The affirmed medical narrative report of Walter E. Mendoza, D.C., indicates that plaintiff first presented to his office on March 12, 2010 and returned for re-examinations seven separate times between April 26, 2010 and August 10, 2011. At all of the visits, quantified and computerized range of motion tests performed on plaintiff Mariano Lopez’s lumbosacral spine indicated deviations from normal. Additionally, at all of the visits, tests performed on plaintiff Mariano Lopez’s right knee revealed pain. Dr. Mendoza concluded his reports stating, the patient remains partially disabled he can no longer perform all duties, including lifting, bending, climbing or kneeling. It is therefore, my opinion to a reasonable degree of chiropractic certainty that a prognosis for a full and complete recovery is most certainly poor. The patient will be left with a permanent partial disability.
With respect to the 90/180 claim, plaintiff submit that, in his EBT testimony, plaintiff stated that his employment duties have become more difficult due to his inability to standing without feeling pain to his right knee.
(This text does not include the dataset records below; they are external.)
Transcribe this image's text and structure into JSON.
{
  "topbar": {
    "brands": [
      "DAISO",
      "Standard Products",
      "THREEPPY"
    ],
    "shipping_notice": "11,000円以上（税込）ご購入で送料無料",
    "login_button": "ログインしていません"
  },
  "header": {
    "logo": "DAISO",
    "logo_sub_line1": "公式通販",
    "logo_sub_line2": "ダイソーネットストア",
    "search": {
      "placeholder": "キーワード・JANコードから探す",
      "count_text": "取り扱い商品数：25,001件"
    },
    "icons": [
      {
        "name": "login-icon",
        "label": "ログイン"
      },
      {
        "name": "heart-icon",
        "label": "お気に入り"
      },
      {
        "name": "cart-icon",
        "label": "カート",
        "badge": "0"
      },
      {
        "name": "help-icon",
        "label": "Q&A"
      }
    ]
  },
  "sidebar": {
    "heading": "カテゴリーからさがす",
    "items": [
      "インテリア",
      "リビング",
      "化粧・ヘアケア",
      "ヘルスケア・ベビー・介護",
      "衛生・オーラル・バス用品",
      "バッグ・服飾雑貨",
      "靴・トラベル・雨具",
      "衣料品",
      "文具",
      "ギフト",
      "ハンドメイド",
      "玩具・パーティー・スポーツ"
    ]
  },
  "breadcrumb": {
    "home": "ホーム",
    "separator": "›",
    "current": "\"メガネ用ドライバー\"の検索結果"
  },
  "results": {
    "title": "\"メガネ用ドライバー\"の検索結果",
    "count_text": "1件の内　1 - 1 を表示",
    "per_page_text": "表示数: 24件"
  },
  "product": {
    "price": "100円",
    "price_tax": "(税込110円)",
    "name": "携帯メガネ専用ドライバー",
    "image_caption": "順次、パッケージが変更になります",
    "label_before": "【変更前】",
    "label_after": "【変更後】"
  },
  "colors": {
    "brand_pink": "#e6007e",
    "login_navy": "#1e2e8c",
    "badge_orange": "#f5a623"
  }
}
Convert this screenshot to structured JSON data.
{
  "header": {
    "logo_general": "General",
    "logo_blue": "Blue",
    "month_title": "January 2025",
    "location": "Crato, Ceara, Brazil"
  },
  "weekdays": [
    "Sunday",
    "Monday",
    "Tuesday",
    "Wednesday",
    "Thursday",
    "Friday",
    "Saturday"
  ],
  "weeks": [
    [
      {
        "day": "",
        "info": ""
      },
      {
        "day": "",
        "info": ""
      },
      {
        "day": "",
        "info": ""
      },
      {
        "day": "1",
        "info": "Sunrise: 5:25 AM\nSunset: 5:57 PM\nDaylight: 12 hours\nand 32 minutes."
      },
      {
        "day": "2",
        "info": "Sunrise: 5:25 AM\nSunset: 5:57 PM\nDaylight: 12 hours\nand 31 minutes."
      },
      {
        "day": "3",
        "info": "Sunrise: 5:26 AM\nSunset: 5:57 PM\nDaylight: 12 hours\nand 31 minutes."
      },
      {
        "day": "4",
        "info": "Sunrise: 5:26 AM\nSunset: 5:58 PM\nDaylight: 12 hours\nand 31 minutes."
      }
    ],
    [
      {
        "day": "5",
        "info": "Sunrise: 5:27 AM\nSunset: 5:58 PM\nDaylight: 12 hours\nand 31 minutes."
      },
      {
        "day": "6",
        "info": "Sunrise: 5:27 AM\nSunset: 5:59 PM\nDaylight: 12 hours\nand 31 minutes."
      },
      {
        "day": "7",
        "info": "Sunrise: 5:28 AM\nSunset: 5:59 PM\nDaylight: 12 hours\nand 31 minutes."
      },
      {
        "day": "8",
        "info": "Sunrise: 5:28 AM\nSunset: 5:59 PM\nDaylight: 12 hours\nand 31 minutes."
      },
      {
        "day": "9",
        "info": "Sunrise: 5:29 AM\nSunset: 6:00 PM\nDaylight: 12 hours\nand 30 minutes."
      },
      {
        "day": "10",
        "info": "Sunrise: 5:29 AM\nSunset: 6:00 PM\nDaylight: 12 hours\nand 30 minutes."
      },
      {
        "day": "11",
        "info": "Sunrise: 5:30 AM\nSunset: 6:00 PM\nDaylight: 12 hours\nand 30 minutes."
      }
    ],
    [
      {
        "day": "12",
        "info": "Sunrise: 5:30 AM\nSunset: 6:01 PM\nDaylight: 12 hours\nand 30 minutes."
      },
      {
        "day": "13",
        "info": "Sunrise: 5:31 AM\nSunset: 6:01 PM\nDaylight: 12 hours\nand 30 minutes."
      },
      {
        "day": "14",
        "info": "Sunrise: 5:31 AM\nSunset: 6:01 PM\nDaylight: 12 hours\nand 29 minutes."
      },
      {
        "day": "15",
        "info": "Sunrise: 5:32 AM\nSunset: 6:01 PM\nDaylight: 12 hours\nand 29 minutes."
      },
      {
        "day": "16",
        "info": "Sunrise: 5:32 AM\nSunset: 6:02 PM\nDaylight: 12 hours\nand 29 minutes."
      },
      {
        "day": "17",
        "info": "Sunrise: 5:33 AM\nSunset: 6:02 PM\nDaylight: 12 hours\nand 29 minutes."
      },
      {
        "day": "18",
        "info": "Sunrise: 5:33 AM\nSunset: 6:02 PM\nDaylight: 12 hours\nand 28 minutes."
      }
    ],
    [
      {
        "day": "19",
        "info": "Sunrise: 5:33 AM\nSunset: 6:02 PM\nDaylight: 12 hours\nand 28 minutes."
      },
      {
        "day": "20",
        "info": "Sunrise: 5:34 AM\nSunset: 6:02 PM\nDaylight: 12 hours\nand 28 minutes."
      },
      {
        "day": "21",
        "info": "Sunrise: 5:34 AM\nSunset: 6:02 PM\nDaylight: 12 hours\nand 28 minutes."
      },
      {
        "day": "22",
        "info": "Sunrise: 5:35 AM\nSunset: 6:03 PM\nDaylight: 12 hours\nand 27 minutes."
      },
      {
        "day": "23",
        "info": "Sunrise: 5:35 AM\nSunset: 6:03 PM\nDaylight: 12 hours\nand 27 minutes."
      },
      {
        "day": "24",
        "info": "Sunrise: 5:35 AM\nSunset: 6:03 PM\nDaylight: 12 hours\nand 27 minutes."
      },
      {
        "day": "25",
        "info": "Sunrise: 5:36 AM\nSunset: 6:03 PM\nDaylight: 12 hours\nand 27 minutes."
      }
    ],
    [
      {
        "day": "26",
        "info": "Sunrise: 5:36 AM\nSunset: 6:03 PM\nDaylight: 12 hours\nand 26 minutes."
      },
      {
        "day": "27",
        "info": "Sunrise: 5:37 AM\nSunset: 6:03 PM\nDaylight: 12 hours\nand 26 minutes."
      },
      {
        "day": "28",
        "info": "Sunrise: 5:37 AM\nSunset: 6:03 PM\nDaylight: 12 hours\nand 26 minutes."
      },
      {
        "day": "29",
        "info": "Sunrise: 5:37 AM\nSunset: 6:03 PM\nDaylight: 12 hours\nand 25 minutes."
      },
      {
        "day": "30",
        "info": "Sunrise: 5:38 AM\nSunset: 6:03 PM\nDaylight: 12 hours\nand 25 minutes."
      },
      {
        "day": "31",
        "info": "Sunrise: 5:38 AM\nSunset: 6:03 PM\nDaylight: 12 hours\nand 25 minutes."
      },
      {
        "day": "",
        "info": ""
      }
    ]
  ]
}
Additionally, plaintiff testified that, prior to the subject accident, he would regularly play baseball with his grandchildren, but since the date of accident, and solely as a result of said accident, he has been totally unable to play baseball. Plaintiff added that he cannot stand, walk up/down stairs and walk for long periods of time without feeling pain due to the injuries he sustained in the subject accident.
In view of the foregoing, the Court held that plaintiff failed to address defendants’ arguments with respect to dismissal of the action against defendant ELRAC based upon the Graves Amendment.
Accordingly, the portion of defendants’ motion for an order dismissing the action as against defendant ELRAC, Inc. pursuant to the Graves Amendment as there is no vicarious liability for leasing or rental car companies under New York Vehicle and Traffic Law § 388 is hereby granted.
However, with respect to plaintiffs’ claims of “serious injury” under the categories of permanent loss of a body organ, member, function or system; (Category 6), a permanent consequential limitation of use of a body organ or member (Category 7), a significant limitation of use of a body function or system (Category 8) and a medically determined injury or impairment of a non-permanent nature which prevents the injured person from performing substantially all of the material acts which constitute such person’s usual and customary daily activities for not less than ninety days during the one hundred eighty days immediately following the occurrence of the injury or impairment (Category 9), the Court concludes that the acceptable evidentiary documentation presented by plaintiffs clearly raise genuine issues of fact as to spinal injuries causally related to the subject accident. Consequently, the portion of defendants’ motion for summary judgment and dismissing plaintiffs’ Verified Complaint is hereby denied.
A person who is now partially disabled due to an accident cause by the party at fault is painful. Suffolk Personal Injury Attorney will stand by you. Suffolk Injury Attorney and Suffolk Spinal Injury Attorneys at Stephen Bilkis and Associates will represent your case and make sure that you will be properly compensated for the injuries you have suffered.